Colossal in Scale, Appalling in Complexity


A maverick theater and industrial designer, Norman Bel Geddes is best remembered for creating the undisputed hit of the 1939 New York World’s Fair. Mounted in the midst of the Great Depression, the Fair focused on America’s promise of a utopian tomorrow. Geddes’s Futurama, a piece of “immersion theater,” took six hundred visitors at a time on a swooping, simulated airplane ride across America circa 1960. Few people in 1939 had ever ridden in a plane. Looking down, they saw everything from experimental farms and “floating” airports to seven-lane highways, multi-decked bridges, and radio-controlled traffic moving beneath suspended pedestrian walkways—all radical concepts at the time. More than twenty-four million people waited for up to five hours, in rain and hot sun, to experience it. Today, Futurama is considered the most iconic Fair exhibit of all time. Sponsored by General Motors to the tune of seven million dollars, the equivalent of ninety-one million dollars today, it was the largest animated model ever built: 35,738 square feet.
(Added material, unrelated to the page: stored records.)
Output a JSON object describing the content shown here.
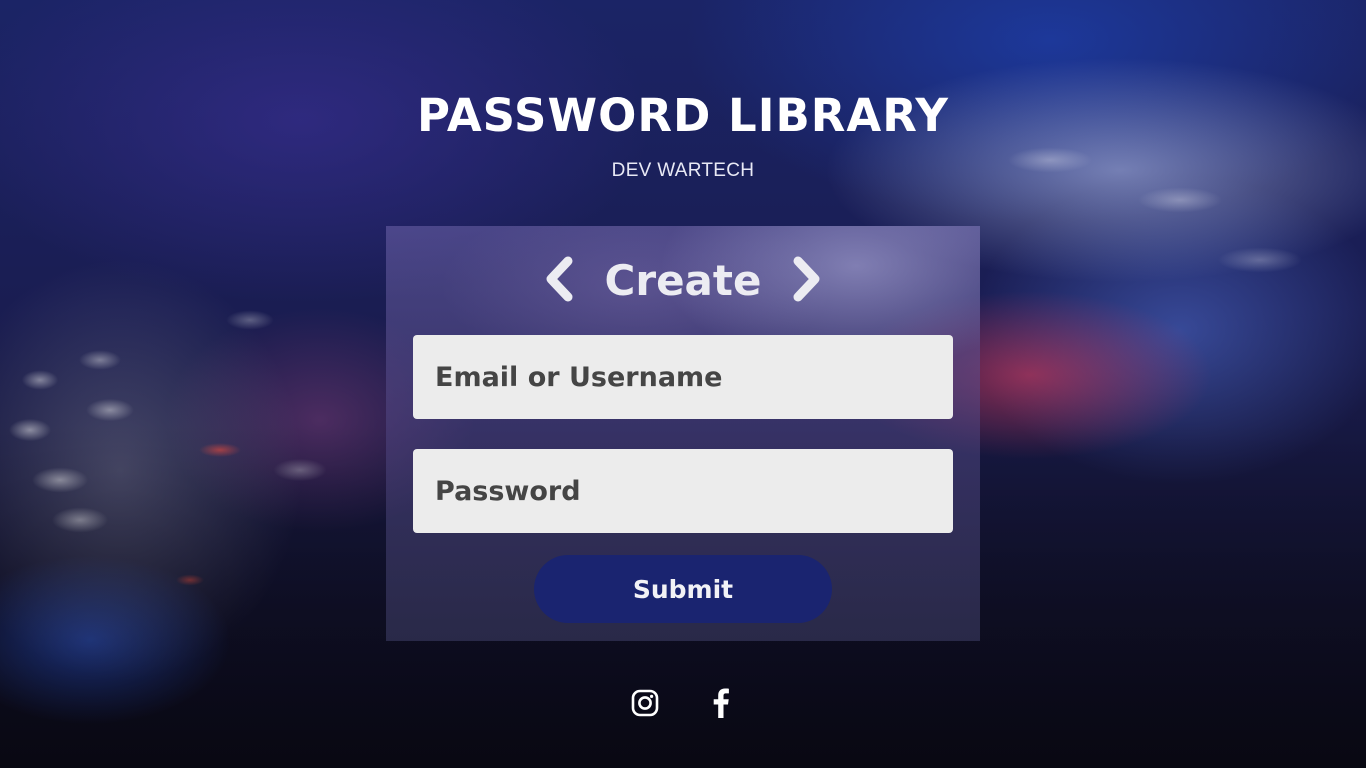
{
  "header": {
    "title": "PASSWORD LIBRARY",
    "subtitle": "DEV WARTECH"
  },
  "form": {
    "heading": "Create",
    "email_placeholder": "Email or Username",
    "password_placeholder": "Password",
    "submit_label": "Submit",
    "prev_icon": "chevron-left-icon",
    "next_icon": "chevron-right-icon"
  },
  "social": {
    "icons": [
      "instagram-icon",
      "facebook-icon"
    ]
  },
  "colors": {
    "submit_bg": "#1a2470",
    "field_bg": "#ececec",
    "field_text": "#454545"
  }
}
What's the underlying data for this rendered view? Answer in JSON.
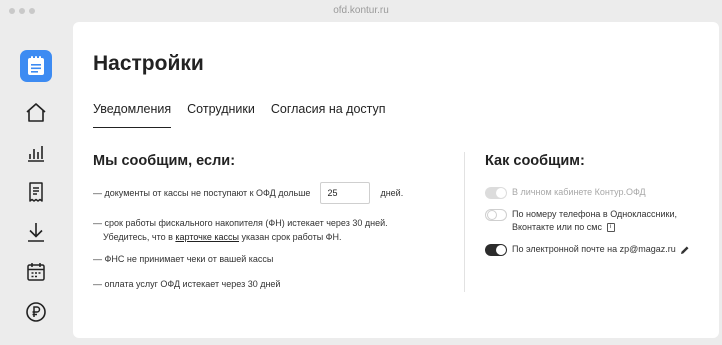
{
  "browser": {
    "url": "ofd.kontur.ru"
  },
  "sidebar": {
    "items": [
      {
        "icon": "notepad-icon",
        "active": true
      },
      {
        "icon": "home-icon"
      },
      {
        "icon": "bar-chart-icon"
      },
      {
        "icon": "receipt-icon"
      },
      {
        "icon": "download-icon"
      },
      {
        "icon": "calendar-icon"
      },
      {
        "icon": "ruble-icon"
      }
    ]
  },
  "page": {
    "title": "Настройки"
  },
  "tabs": [
    {
      "label": "Уведомления",
      "active": true
    },
    {
      "label": "Сотрудники"
    },
    {
      "label": "Согласия на доступ"
    }
  ],
  "notify_when": {
    "title": "Мы сообщим, если:",
    "rule1": {
      "before": "— документы от кассы не поступают к ОФД дольше",
      "value": "25",
      "after": "дней."
    },
    "rule2": {
      "line1": "— срок работы фискального накопителя (ФН) истекает через 30 дней.",
      "line2_before": "Убедитесь, что в",
      "link": "карточке кассы",
      "line2_after": "указан срок работы ФН."
    },
    "rule3": "— ФНС не принимает чеки от вашей кассы",
    "rule4": "— оплата услуг ОФД истекает через 30 дней"
  },
  "notify_how": {
    "title": "Как сообщим:",
    "options": [
      {
        "label": "В личном кабинете Контур.ОФД",
        "state": "disabled-on"
      },
      {
        "label_line1": "По номеру телефона в Одноклассники,",
        "label_line2": "Вконтакте или по смс",
        "state": "off"
      },
      {
        "label": "По электронной почте на zp@magaz.ru",
        "state": "on"
      }
    ]
  },
  "colors": {
    "accent": "#3d8bf2",
    "toggle_on": "#2c2c2c",
    "toggle_disabled": "#dcdcdc"
  }
}
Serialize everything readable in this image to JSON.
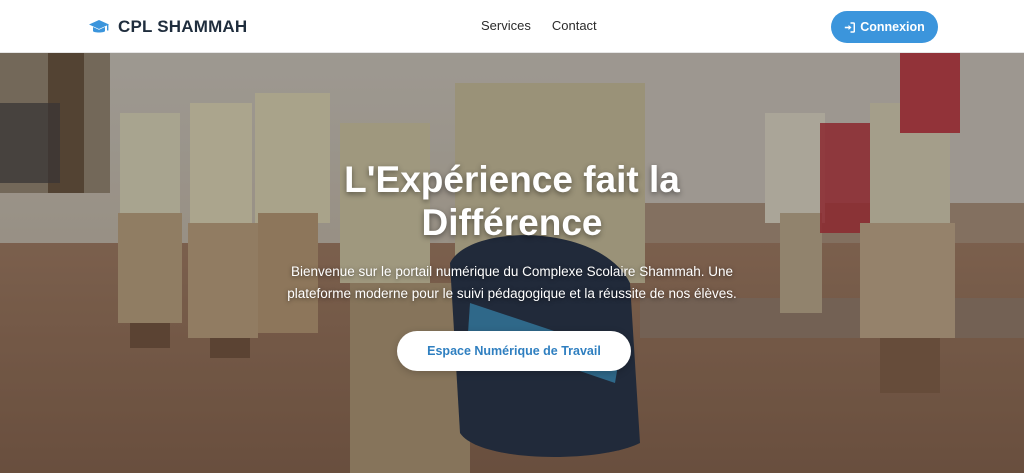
{
  "navbar": {
    "brand": {
      "name": "CPL SHAMMAH",
      "icon": "graduation-cap-icon"
    },
    "links": [
      {
        "label": "Services"
      },
      {
        "label": "Contact"
      }
    ],
    "login": {
      "label": "Connexion",
      "icon": "sign-in-icon"
    }
  },
  "hero": {
    "title": "L'Expérience fait la Différence",
    "subtitle": "Bienvenue sur le portail numérique du Complexe Scolaire Shammah. Une plateforme moderne pour le suivi pédagogique et la réussite de nos élèves.",
    "cta_label": "Espace Numérique de Travail"
  },
  "colors": {
    "accent": "#3b95dc",
    "brand_text": "#1f2d3d",
    "cta_text": "#2f7fc0"
  }
}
It required the labor of some three thousand carpenters, electricians, draftsmen, and model-makers, and the manufacture of five-hundred thousand miniature buildings varying in scale, two million handmade miniature trees (eighteen different species, with imported moss for foliage), and fifty thousand futuristic silver automobiles—ten thousand of them designed to move.

more from B. Alexandra Szerlip at The Believer here.